  10. It’s time to permanently park Autopia - We took our daughter on Autopia for the first time a couple months ago. She was finally tall enough to ride along with her mother. She had a blast, even though she was unable to drive herself. Autopia is a lot of fun and it is unique in the park. However, it takes up a crazy amount of land. If one takes into account Innoventions and the Submarine Voyage, Disney has enough room to open an entire Star Wars Land in the park. I would hate to see Autopia go, but it might be for the greater good. Verdict: Yes
  • So, four good suggestions and one that seems okay. What would you like to see improved at Disneyland?

Thursday, July 2, 2015

Theme Parking: A Disney Princess In The Making

  • While driving to her day care last week, my daughter suddenly told me, "It was really great that we got to see Disney Junior." I should not have been as shocked as I was. She is growing up quite fast and constantly surprises me with how much she has learned and how fast. But here I was talking about one of my favorite topics, Disneyland, with my daughter. I decided to prod her a little to see just how much she remembered. I asked, "What was your favorite part?" She answered, "When Stuffy made all the bubbles in the sink." She was right; that was a lot of fun.

  • My wife and I have long been fans of Disneyland. We had annual passes for a few years until it was no longer feasible. But we never stopped loving the parks. When we had a child, I knew that I would want to share so much with her. I should have guessed that it would be Disneyland that caught her attention.

  • Disney is already a big part of her life. She loves watching Disney Junior in the evenings, especially Miles From Tomorrowland with its catchy theme song. We read Disney books before bed. And, of course, she is in love with the Disney Princesses.

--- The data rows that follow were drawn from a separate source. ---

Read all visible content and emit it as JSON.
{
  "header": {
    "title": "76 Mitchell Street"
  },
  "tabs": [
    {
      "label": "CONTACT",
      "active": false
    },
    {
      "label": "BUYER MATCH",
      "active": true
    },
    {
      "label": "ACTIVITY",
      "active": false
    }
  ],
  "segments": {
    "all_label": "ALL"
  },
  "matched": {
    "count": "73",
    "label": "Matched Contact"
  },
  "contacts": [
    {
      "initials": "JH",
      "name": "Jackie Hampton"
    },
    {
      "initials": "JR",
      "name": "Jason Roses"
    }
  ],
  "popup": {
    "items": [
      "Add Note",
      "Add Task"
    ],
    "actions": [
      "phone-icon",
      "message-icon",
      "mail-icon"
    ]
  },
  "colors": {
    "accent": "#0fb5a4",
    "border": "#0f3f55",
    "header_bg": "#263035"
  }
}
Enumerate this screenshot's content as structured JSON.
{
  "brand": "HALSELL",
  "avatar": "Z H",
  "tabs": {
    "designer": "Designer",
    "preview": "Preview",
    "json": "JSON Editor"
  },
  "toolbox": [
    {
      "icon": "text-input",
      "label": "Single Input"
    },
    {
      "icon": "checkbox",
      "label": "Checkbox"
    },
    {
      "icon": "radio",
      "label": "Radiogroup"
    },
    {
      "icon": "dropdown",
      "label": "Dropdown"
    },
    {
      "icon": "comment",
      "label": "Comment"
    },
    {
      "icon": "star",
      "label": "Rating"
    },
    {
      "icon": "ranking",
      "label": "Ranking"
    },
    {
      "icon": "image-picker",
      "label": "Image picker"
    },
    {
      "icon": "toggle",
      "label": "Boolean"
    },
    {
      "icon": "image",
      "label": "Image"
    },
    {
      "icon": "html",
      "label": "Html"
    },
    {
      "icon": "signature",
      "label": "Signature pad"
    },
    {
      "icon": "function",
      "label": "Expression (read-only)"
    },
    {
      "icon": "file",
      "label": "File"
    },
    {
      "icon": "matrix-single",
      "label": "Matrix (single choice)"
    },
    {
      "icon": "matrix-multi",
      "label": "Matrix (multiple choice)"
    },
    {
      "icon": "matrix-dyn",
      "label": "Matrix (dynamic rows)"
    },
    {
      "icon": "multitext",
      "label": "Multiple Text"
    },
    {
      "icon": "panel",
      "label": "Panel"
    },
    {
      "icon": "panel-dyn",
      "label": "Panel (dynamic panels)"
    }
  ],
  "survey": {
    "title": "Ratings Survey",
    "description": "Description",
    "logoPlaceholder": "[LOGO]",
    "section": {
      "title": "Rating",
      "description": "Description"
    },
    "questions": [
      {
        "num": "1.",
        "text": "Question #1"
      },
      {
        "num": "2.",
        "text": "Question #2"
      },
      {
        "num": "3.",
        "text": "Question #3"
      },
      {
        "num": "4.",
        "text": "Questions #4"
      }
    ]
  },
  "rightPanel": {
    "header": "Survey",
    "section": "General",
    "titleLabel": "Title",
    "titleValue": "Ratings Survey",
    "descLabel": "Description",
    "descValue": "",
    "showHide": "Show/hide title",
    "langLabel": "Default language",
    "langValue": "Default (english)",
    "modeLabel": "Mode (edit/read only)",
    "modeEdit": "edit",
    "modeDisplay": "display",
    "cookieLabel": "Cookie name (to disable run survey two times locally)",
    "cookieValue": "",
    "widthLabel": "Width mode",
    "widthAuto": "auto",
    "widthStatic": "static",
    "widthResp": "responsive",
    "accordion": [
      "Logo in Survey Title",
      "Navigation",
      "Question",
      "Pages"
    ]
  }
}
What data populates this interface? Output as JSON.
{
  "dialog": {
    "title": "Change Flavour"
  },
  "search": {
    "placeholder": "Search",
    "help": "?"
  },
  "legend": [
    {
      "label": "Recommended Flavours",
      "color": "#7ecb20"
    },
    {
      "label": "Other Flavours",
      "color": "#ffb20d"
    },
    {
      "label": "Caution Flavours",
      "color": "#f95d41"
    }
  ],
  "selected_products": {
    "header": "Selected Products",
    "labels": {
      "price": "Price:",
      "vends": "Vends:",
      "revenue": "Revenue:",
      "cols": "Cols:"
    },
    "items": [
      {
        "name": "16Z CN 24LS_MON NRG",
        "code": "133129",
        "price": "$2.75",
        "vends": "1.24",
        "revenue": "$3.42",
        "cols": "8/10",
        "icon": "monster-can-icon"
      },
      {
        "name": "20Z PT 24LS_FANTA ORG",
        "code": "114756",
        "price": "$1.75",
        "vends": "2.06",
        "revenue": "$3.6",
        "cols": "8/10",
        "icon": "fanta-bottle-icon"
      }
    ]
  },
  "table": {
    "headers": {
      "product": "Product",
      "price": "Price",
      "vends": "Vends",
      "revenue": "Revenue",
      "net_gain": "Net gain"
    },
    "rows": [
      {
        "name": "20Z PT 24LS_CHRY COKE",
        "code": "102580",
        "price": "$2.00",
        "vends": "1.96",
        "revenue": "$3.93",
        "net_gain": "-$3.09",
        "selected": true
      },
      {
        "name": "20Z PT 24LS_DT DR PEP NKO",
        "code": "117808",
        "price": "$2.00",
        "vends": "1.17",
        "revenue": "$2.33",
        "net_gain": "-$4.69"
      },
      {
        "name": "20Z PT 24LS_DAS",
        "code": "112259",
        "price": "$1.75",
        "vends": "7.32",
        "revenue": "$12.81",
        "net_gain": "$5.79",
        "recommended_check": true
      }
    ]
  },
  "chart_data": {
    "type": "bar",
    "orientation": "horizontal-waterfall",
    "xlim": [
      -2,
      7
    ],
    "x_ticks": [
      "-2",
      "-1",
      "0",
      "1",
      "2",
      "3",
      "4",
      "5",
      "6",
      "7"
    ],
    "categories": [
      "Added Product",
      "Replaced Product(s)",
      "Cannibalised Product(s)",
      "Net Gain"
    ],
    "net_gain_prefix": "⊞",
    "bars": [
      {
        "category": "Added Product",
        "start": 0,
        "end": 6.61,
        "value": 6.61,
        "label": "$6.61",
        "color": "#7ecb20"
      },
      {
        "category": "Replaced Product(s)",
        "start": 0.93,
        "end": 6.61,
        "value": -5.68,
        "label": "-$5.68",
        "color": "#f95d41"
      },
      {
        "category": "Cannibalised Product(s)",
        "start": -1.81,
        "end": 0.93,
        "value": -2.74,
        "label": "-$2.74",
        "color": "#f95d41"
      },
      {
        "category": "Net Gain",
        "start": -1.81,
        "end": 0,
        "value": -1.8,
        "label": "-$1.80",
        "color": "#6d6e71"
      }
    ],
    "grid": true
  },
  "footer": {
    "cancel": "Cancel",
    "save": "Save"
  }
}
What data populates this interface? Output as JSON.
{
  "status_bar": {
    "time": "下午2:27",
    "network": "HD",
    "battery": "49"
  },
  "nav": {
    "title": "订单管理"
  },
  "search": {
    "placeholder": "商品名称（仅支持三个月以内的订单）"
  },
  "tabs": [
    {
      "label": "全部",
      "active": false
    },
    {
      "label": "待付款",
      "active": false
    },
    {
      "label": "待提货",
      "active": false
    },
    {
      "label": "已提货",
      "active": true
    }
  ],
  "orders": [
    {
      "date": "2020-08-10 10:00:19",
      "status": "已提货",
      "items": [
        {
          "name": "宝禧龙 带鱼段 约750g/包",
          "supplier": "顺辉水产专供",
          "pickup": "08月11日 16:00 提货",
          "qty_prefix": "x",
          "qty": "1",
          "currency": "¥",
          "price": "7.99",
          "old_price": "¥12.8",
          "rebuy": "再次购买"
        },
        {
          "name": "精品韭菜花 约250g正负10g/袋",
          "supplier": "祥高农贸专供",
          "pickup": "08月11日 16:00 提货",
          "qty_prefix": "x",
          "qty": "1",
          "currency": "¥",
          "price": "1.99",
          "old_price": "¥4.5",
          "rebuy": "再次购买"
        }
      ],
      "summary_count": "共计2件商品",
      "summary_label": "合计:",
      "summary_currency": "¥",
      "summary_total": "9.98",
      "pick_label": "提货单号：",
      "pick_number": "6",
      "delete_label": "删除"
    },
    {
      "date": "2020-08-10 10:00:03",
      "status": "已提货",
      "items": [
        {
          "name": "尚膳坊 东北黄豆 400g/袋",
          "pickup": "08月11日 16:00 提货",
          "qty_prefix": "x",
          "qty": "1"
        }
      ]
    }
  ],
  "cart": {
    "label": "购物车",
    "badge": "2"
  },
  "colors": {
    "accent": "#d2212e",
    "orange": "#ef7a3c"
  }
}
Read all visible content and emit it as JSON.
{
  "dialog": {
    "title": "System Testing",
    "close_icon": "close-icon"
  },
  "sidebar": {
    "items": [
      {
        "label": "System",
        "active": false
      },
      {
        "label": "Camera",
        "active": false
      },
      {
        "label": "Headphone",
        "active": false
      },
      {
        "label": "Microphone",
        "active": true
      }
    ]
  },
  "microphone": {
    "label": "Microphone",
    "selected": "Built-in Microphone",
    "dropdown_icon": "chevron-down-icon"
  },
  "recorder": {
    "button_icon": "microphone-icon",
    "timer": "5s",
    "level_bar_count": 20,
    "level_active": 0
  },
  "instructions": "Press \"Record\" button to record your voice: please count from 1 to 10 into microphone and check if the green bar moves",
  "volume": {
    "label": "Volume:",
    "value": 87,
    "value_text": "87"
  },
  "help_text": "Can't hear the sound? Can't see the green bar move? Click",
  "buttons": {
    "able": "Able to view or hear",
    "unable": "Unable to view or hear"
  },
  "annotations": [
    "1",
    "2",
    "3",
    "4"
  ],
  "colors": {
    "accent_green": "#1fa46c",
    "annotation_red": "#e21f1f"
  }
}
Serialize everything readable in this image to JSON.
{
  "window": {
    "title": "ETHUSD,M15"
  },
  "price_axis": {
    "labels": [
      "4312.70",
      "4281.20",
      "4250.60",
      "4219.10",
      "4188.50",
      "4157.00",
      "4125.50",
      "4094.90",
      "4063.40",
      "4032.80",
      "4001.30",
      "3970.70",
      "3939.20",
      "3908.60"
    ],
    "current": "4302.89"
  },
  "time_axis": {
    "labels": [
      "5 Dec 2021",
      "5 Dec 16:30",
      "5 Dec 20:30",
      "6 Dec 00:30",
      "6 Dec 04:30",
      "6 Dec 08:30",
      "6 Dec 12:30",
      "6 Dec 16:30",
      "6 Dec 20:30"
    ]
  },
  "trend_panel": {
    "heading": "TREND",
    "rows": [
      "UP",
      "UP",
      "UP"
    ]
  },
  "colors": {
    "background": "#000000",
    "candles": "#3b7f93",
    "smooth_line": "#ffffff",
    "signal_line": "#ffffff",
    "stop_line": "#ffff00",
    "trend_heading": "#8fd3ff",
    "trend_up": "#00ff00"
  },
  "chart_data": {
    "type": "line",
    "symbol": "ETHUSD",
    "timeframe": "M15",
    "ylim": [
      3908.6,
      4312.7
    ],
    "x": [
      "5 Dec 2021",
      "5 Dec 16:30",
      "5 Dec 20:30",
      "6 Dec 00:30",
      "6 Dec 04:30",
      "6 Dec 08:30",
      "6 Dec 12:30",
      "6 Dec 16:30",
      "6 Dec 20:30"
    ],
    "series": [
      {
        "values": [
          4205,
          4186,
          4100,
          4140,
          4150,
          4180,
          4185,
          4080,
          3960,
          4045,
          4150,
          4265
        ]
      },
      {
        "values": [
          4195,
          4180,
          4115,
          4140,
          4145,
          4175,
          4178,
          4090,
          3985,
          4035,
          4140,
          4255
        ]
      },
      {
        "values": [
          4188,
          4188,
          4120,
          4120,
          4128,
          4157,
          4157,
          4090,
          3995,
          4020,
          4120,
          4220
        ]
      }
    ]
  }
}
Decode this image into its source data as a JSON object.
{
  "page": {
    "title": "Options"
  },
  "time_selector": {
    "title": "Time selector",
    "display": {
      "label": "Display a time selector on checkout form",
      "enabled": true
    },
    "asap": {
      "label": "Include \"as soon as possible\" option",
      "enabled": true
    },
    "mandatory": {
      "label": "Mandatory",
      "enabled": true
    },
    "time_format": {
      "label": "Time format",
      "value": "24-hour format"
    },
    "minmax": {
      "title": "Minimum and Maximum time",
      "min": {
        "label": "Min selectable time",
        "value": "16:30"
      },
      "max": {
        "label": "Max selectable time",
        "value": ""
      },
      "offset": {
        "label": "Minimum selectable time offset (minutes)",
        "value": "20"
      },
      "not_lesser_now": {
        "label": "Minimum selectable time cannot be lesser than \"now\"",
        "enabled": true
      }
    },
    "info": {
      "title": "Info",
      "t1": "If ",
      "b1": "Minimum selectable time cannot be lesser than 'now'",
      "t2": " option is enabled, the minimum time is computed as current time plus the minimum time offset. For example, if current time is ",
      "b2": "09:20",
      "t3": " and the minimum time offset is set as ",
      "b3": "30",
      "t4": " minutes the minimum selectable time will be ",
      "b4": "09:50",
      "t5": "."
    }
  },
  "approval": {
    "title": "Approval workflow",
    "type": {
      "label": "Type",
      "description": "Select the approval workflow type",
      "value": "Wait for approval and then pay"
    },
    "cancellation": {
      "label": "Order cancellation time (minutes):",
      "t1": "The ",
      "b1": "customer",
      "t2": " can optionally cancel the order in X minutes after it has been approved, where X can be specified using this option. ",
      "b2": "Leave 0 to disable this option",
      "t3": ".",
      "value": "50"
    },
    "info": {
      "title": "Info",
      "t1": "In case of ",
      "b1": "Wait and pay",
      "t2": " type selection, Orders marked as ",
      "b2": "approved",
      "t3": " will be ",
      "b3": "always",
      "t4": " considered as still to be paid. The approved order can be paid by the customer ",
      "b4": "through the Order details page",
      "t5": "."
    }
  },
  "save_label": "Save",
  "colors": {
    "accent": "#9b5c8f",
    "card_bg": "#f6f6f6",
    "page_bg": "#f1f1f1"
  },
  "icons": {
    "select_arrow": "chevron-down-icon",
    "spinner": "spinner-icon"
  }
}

  • Prior to her birth, her mother and I talked and planned about how we would encourage our daughter to find some aspiration other than "Princess". We bought books and toys and clothes that cover a variety of tastes. When she was old enough, we enrolled her in soccer and swimming classes. We did everything we could to expand her horizons. In spite all of that, she is a princess.

  • But, she is a princess in addition to everything else she is. She's a storyteller. She can climb and run and kick a ball. She loves her books. And she loves dresses and she loves pink. For as much as I worried, being a princess is not some terrible, anti-feminist affliction. It is just another facet of her life. So long as it makes her happy and doesn't cause any harm, she can be a princess for as long as she wants.

  • Theme Parking is a new category for posts related to my lifelong obsession with Disneyland.